* Work instructions:
Please report the number of lines in the entries below that contain "icon", with nothing added.

[Data extracted from a collection]
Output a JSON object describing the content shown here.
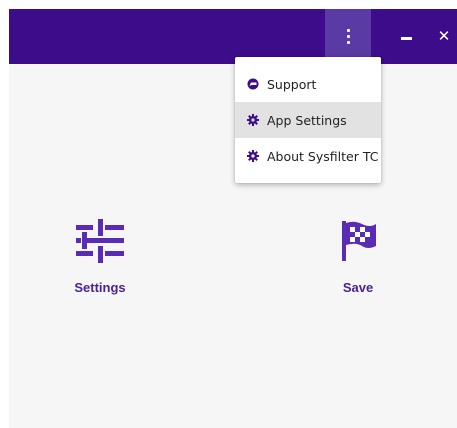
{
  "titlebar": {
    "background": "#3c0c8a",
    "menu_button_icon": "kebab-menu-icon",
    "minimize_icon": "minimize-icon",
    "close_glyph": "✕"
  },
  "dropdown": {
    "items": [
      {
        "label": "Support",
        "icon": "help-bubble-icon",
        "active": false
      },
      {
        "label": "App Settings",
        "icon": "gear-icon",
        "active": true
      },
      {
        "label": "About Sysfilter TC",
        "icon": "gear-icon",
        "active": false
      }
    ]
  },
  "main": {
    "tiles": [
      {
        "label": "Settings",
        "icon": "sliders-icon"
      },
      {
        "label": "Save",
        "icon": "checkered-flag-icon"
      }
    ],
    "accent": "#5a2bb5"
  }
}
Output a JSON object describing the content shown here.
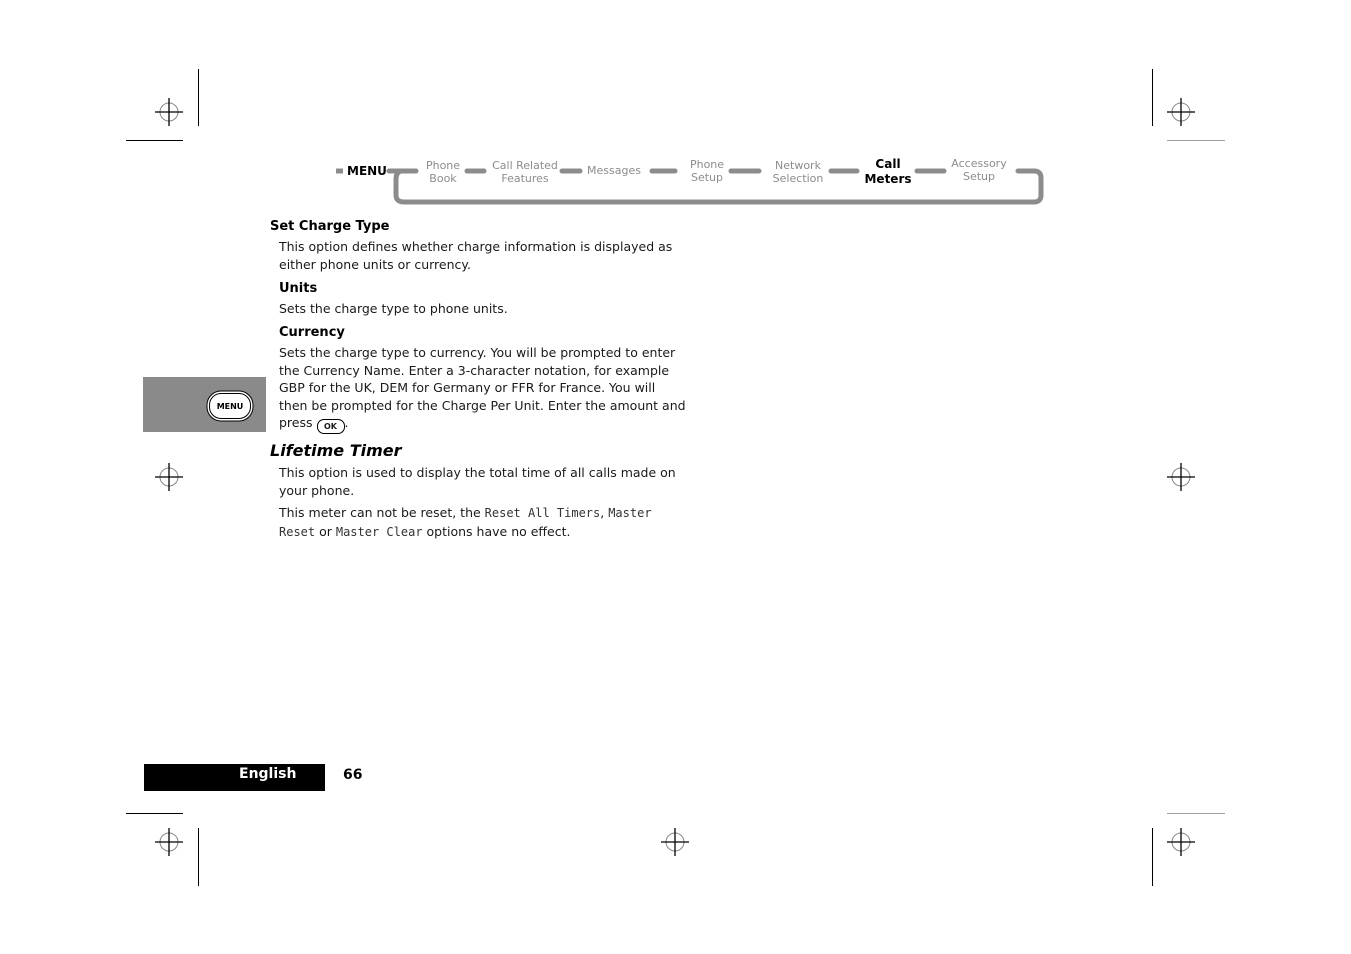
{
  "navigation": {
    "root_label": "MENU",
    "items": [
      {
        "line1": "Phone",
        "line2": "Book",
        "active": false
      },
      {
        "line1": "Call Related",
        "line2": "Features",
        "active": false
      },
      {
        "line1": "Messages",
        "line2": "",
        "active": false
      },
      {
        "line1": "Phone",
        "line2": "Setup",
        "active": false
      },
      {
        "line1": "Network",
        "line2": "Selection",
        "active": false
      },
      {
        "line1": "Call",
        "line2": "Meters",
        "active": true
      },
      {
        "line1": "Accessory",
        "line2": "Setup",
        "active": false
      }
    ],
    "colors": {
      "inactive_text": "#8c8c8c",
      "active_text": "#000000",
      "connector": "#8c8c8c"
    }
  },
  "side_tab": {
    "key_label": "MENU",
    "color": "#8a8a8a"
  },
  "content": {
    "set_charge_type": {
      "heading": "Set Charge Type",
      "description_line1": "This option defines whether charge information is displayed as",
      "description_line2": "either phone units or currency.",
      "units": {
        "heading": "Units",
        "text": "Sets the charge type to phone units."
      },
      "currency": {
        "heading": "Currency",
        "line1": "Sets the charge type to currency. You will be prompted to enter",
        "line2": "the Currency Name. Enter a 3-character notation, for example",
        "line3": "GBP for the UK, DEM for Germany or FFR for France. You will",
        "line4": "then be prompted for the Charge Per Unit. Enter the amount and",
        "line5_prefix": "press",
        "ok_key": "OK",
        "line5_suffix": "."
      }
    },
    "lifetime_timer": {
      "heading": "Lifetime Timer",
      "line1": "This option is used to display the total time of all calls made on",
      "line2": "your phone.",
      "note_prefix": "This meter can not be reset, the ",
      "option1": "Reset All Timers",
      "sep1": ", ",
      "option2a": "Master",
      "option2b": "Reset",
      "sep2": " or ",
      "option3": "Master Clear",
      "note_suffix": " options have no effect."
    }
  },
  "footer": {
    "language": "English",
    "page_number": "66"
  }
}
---
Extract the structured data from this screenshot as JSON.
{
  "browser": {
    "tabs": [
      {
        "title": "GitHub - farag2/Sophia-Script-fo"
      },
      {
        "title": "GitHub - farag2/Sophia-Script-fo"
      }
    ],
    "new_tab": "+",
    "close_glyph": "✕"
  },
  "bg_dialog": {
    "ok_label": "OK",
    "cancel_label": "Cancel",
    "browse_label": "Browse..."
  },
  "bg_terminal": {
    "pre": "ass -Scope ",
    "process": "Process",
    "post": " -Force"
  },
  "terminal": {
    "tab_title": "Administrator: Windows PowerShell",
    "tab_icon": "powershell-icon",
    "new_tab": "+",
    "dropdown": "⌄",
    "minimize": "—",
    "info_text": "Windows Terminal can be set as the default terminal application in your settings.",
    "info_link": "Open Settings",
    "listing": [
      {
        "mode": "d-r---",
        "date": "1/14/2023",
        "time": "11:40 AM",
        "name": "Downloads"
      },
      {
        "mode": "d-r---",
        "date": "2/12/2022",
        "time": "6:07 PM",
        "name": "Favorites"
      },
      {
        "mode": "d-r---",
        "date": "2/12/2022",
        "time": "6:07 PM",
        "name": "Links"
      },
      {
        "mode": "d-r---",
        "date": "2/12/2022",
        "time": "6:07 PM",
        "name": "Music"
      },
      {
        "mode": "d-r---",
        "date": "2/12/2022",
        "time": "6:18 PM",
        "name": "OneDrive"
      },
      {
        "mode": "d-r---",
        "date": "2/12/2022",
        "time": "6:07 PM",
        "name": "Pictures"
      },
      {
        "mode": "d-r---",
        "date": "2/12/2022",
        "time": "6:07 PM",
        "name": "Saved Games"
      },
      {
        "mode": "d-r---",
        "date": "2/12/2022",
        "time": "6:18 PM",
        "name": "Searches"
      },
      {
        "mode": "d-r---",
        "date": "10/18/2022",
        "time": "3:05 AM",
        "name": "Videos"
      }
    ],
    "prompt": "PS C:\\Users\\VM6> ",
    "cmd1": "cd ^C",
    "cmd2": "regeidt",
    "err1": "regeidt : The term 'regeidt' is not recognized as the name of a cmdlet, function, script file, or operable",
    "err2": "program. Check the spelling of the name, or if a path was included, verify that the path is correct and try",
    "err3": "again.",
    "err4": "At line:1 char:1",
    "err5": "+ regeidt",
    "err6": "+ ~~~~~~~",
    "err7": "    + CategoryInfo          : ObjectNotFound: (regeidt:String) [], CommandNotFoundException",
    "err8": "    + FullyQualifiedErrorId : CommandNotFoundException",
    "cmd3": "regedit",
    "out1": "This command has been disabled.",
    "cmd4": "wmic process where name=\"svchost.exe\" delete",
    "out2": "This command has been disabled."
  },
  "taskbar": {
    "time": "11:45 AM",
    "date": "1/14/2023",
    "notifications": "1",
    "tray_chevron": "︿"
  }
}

* Result for this exercise:
8